The International Smart Tan Network point out the study showed individuals who had the most outdoor sun exposure in their lives had a 15 percent lower risk of melanoma when compared to those who had less sun. The paper is actually the latest in a line of studies showing that people who get the most UV exposure outdoors are less likely to contract the disease.

“Despite what the authors in this paper set out to prove, the fact remains that whatever relationship UV exposure has with melanoma is still not understood because paper after paper, including this one, continue to show that people who get more sun exposure have fewer melanomas,” said Dr. William Grant, founder of the independent Sunlight, Nutrition and Health Research Center (SUNARC). Grant, an independent advocate for UV exposure as the natural and intended source of vitamin D, published a peer-reviewed meta-analysis this year showing that indoor tanning is not a risk factor for melanoma in individuals with skin that can tan, with UV-related risk isolated only in the fairest-skinned “Skin Type I” subjects.
http://www.marketwire.com/press-release/New-Study-by-SUNARC-Shows-Tanning-and-Melanoma-Link-Scientifically-Flawed-1131725.htm

Brown believes tanning operators with excellent standards of care are uniquely positioned to educate the public about all aspects of ultraviolet light exposure as it relates to skin in a practical way. “We teach the basics of how the skin tans and burns to help our sun-loving clients understand why a ‘less is more’ approach is best. We’ve proven that education with regard to possible benefits of moderate UV exposure within the limits of risk-minimizing tanning behaviour actually serves to reduce the incidence of over-exposure and/or erythema (sunburn). And as this new study proves, that is a positive step in improving public health outcomes.”

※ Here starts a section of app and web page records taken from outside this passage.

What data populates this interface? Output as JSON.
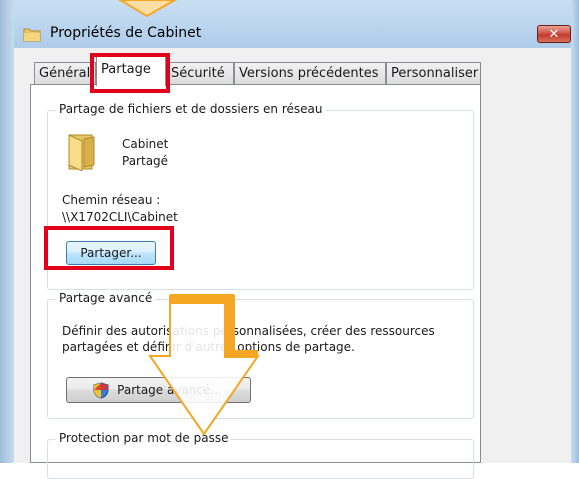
{
  "window": {
    "title": "Propriétés de Cabinet",
    "close_label": "✕"
  },
  "tabs": [
    {
      "label": "Général"
    },
    {
      "label": "Partage"
    },
    {
      "label": "Sécurité"
    },
    {
      "label": "Versions précédentes"
    },
    {
      "label": "Personnaliser"
    }
  ],
  "network_sharing": {
    "group_title": "Partage de fichiers et de dossiers en réseau",
    "folder_name": "Cabinet",
    "folder_status": "Partagé",
    "path_label": "Chemin réseau :",
    "path_value": "\\\\X1702CLI\\Cabinet",
    "share_button": "Partager..."
  },
  "advanced_sharing": {
    "group_title": "Partage avancé",
    "description_line1": "Définir des autorisations personnalisées, créer des ressources",
    "description_line2": "partagées et définir d'autres options de partage.",
    "button": "Partage avancé..."
  },
  "password_protection": {
    "group_title": "Protection par mot de passe"
  },
  "colors": {
    "highlight_red": "#e2001a",
    "annotation_orange": "#f5a623"
  }
}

Speaking for International Smart Tan Network Joe Levy said, “We think the promotion of this study has more to do with justifying a dinosaur mentality about UV light in an era when vitamin D research is proving that decades of overzealous sun avoidance may have skyrocketed SPF sales, but has caused epidemic-level vitamin D deficiency and great confusion in the world’s population.”